Don’t rely on the Shy Tory! Explain yourself, Mitt!
Late last month a British writer named Adam Shaw, writing for the American Thinker, proposed a theory that Republicans Mitt Romney and Paul Ryan might be in much better shape against President Barack Obama than is reflected in polling data.
He argues that an early 1990s phenomenon in the United Kingdom called “the Shy Tory” factor — in which polls overwhelmingly showed Labour (liberals) candidates cruising to victory but were stunned on Election Day when the Tories (conservatives) won— might be at play.
Writes Shaw: “Since the ascension of Thatcher to Downing Street in 1979, the Tories had been presented as a nasty, evil party that wanted to destroy communities in their war against the miners, gut health care, and take money from the poor to give to the rich via the poll tax. Does this sound familiar to any Americans at all?
“While the policies of the Conservative Party were popular, the media and the screeching left had helped turn the Tory brand into a toxic one that many people didn’t want to be associated with in spite of their secret support. Therefore, when polled, the shy Tories answered Labour, but voted Conservative.”
Shaw also indicated that the Bradley Effect — “the idea that when a black or minority candidate is on the ticket against a white candidate, certain voters may lie under pressure from a pollster, worried about being seen as a racist for choosing the white candidate over the minority” — might be more of a factor this year than 2008.
While it would be nice if the former theory holds true in 2012 and the Bradley Effect not an effect at all, and that people be honest about who they’re voting for based on ideology and not race, I believe both concepts are what Republicans might seek hope from if Obama maintains his lead, as I suspect he will.

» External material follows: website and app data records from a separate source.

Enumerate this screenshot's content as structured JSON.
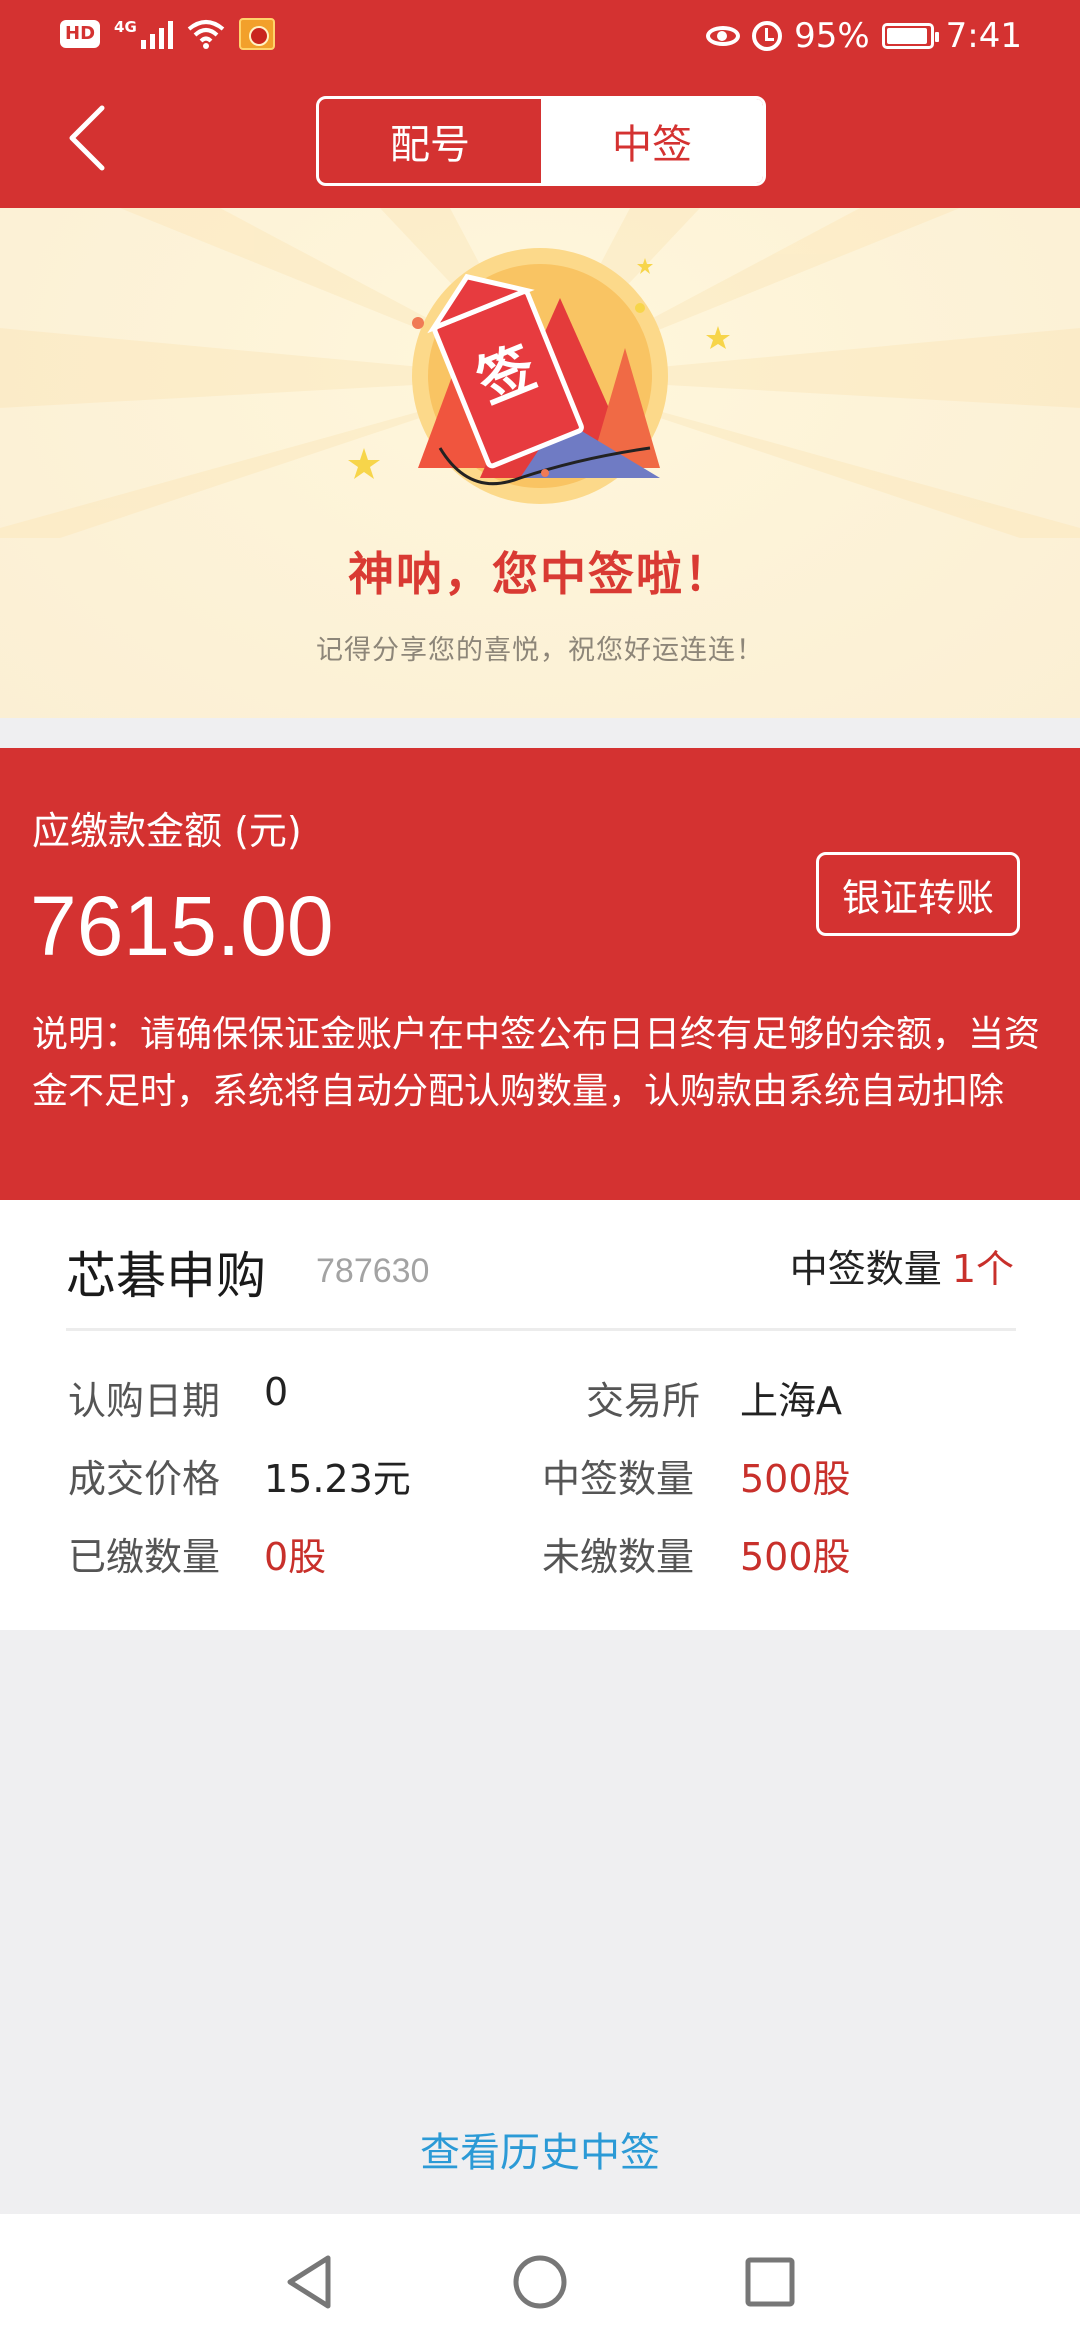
{
  "status_bar": {
    "hd": "HD",
    "network": "4G",
    "battery": "95%",
    "battery_level": 0.95,
    "time": "7:41",
    "icons": [
      "signal-icon",
      "wifi-icon",
      "app-notification-icon",
      "eye-icon",
      "alarm-icon",
      "battery-icon"
    ]
  },
  "nav": {
    "tabs": [
      {
        "label": "配号",
        "active": false
      },
      {
        "label": "中签",
        "active": true
      }
    ]
  },
  "banner": {
    "stamp_char": "签",
    "title": "神呐，您中签啦！",
    "subtitle": "记得分享您的喜悦，祝您好运连连！"
  },
  "payment": {
    "label": "应缴款金额 (元)",
    "amount": "7615.00",
    "transfer_button": "银证转账",
    "note": "说明：请确保保证金账户在中签公布日日终有足够的余额，当资金不足时，系统将自动分配认购数量，认购款由系统自动扣除"
  },
  "stock": {
    "name": "芯碁申购",
    "code": "787630",
    "winning_label": "中签数量",
    "winning_value": "1个",
    "fields": [
      {
        "label": "认购日期",
        "value": "0",
        "red": false
      },
      {
        "label": "交易所",
        "value": "上海A",
        "red": false
      },
      {
        "label": "成交价格",
        "value": "15.23元",
        "red": false
      },
      {
        "label": "中签数量",
        "value": "500股",
        "red": true
      },
      {
        "label": "已缴数量",
        "value": "0股",
        "red": true
      },
      {
        "label": "未缴数量",
        "value": "500股",
        "red": true
      }
    ]
  },
  "history_link": "查看历史中签",
  "colors": {
    "brand_red": "#d43231",
    "value_red": "#c8302b",
    "link_blue": "#2b9ad6",
    "page_bg": "#efeff1"
  }
}
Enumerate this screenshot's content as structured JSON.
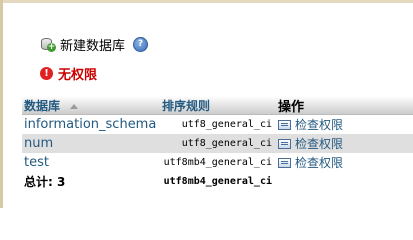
{
  "create_db": {
    "label": "新建数据库",
    "help_icon": "help-icon",
    "db_icon": "database-add-icon"
  },
  "privileges": {
    "message": "无权限",
    "icon": "error-icon"
  },
  "table": {
    "headers": {
      "name": "数据库",
      "collation": "排序规则",
      "action": "操作"
    },
    "rows": [
      {
        "name": "information_schema",
        "collation": "utf8_general_ci",
        "action": "检查权限"
      },
      {
        "name": "num",
        "collation": "utf8_general_ci",
        "action": "检查权限"
      },
      {
        "name": "test",
        "collation": "utf8mb4_general_ci",
        "action": "检查权限"
      }
    ],
    "total": {
      "label": "总计: 3",
      "collation": "utf8mb4_general_ci"
    }
  }
}
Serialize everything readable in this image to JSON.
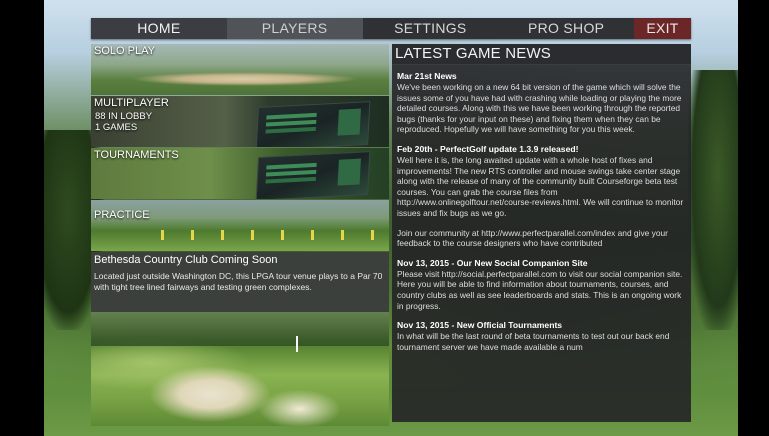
{
  "nav": {
    "home": "HOME",
    "players": "PLAYERS",
    "settings": "SETTINGS",
    "pro_shop": "PRO SHOP",
    "exit": "EXIT"
  },
  "modes": {
    "solo": {
      "title": "SOLO PLAY"
    },
    "multiplayer": {
      "title": "MULTIPLAYER",
      "lobby": "88 IN LOBBY",
      "games": "1 GAMES"
    },
    "tournaments": {
      "title": "TOURNAMENTS"
    },
    "practice": {
      "title": "PRACTICE"
    }
  },
  "feature": {
    "title": "Bethesda Country Club Coming Soon",
    "description": "Located just outside Washington DC, this LPGA tour venue plays to a Par 70 with tight tree lined fairways and testing green complexes."
  },
  "news": {
    "heading": "LATEST GAME NEWS",
    "items": [
      {
        "title": "Mar 21st News",
        "body": "We've been working on a new 64 bit version of the game which will solve the issues some of you have had with crashing while loading or playing the more detailed courses. Along with this we have been working through the reported bugs (thanks for your input on these) and fixing them when they can be reproduced. Hopefully we will have something for you this week."
      },
      {
        "title": "Feb 20th - PerfectGolf update 1.3.9 released!",
        "body": "Well here it is, the long awaited update with a whole host of fixes and improvements! The new RTS controller and mouse swings take center stage along with the release of many of the community built Courseforge beta test courses. You can grab the course files from\nhttp://www.onlinegolftour.net/course-reviews.html. We will continue to monitor issues and fix bugs as we go."
      },
      {
        "title": "",
        "body": "Join our community at http://www.perfectparallel.com/index and give your feedback to the course designers who have contributed"
      },
      {
        "title": "Nov 13, 2015 - Our New Social Companion Site",
        "body": "Please visit http://social.perfectparallel.com to visit our social companion site.  Here you will be able to find information about tournaments, courses, and country clubs as well as see leaderboards and stats.  This is an ongoing work in progress."
      },
      {
        "title": "Nov 13, 2015 - New Official Tournaments",
        "body": "In what will be the last round of beta tournaments to test out our back end tournament server we have made available a num"
      }
    ]
  }
}
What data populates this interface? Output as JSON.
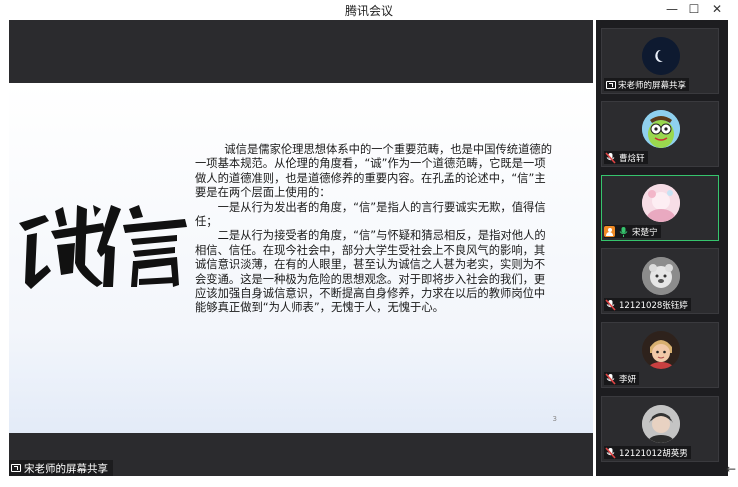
{
  "window": {
    "title": "腾讯会议",
    "minimize_glyph": "—",
    "maximize_glyph": "☐",
    "close_glyph": "✕"
  },
  "slide": {
    "calligraphy": "诚信",
    "paragraphs": [
      "诚信是儒家伦理思想体系中的一个重要范畴，也是中国传统道德的一项基本规范。从伦理的角度看，“诚”作为一个道德范畴，它既是一项做人的道德准则，也是道德修养的重要内容。在孔孟的论述中，“信”主要是在两个层面上使用的：",
      "一是从行为发出者的角度，“信”是指人的言行要诚实无欺，值得信任；",
      "二是从行为接受者的角度，“信”与怀疑和猜忌相反，是指对他人的相信、信任。在现今社会中，部分大学生受社会上不良风气的影响，其诚信意识淡薄，在有的人眼里，甚至认为诚信之人甚为老实，实则为不会变通。这是一种极为危险的思想观念。对于即将步入社会的我们，更应该加强自身诚信意识，不断提高自身修养，力求在以后的教师岗位中能够真正做到“为人师表”，无愧于人，无愧于心。"
    ],
    "page_number": "3"
  },
  "share_badge": "宋老师的屏幕共享",
  "participants": [
    {
      "name": "宋老师的屏幕共享",
      "type": "screen-share",
      "avatar": "moon"
    },
    {
      "name": "曹焓轩",
      "type": "muted",
      "avatar": "cartoon"
    },
    {
      "name": "宋楚宁",
      "type": "host-speaking",
      "avatar": "pink"
    },
    {
      "name": "12121028张钰婷",
      "type": "muted",
      "avatar": "bear"
    },
    {
      "name": "李妍",
      "type": "muted",
      "avatar": "kid"
    },
    {
      "name": "12121012胡英男",
      "type": "muted",
      "avatar": "portrait"
    }
  ],
  "colors": {
    "active_speaker_border": "#36c46d",
    "host_badge": "#f08a24",
    "mic_muted": "#e04444",
    "mic_active": "#36c46d"
  }
}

I believe Obama leads in the polls now not because of frightened voters unwilling to go on record as not supporting him, but because he’s done a so-so job at painting Mitt Romney as an out-of-touch Plutocrat, and because Romney has not highlighted a competing vision for resurrecting the country’s gloomy condition as opposed to Obama’s uninspiring message of “it’s too slow, we know, it’s not good enough, give us more time.”
Without Romney elucidating a positive conservative philosophy, the damage done by George W. Bush and his spendthrift Republican congress will remain the lasting impression voters have of truly failed conservatism: expanding entitlements without paying for them, borrowing and spending money, making it easier for the Democrats and Obama to borrow and spend even more money, which they’re doing with relish.
There was genuine outrage among voters in 2010 over Obama and the Democrats taking the country hard left with a healthcare plan that remains deeply unpopular today, and a stimulus plan that didn’t provide the lift Obama’s team said it would.
I believe a wave could effervesce and sweep parts of the country if only Romney would properly tap into it. “Repeal Obamacare, Save Medicare.” It’s a bumper sticker that gives voters reason to ditch one unpopular entitlement to rescue a woefully underfunded one. Why Romney is not making this a more central part of his campaign — it was immediately after the Paul Ryan pick but has since faded – is beyond me. Obamacare is on the ballot this year. Romney has to drill into voters’ heads that they can have the final say about whether it is enacted. Also, Obama faults Republicans for not acting on his “Jobs” bill that’s mired in Congress. This “Jobs” bill is nothing more than slightly less stimulus designed to flow into the coffers of public sector unions (striking Chicago teachers, municipal employees, etc.). It does little or nothing to rev the real engine of job growth: the private sector.
Yet, Romney fails to highlight that Obama’s plans are not new, just more government spending which is enormously unpopular on the heels of $5 trillion in new debt that helps account for the nation’s $16 trillion debt.
Nationally, Obama has a 1% to 4% lead in the polls. His margins vary in leads over Romney in swing states. Can all of these polls be wrong? I doubt it. Misleading? Certainly. Many oversample Democrats, and this tips the scale in their direction. I wonder what the polls would reflect if 9% of Republicans were always oversampled.
Republican enthusiasm is greater now than it was in 2008, and I believe more GOP-inclined voters will head to the polls on Election Day. Obama seems to have done a good job greasing the wheels with his Hopey-Changey snake oil to again agitate his base into action.
Romney cannot count on Chick-fil-A-long lines of voters magically appearing on Election Day. The Republican Party should not have to rely on theories pointing to underestimated GOP turnout as potential paths to victory.
George Will said it best on This Week last Sunday: If the GOP cannot win in this environment they should get out of politics. If Romney cannot explain why Obama’s policies have failed and why his will work, and simply relies on telling people what they already know — the economy sucks — then he will lose one of the most winnable elections in history.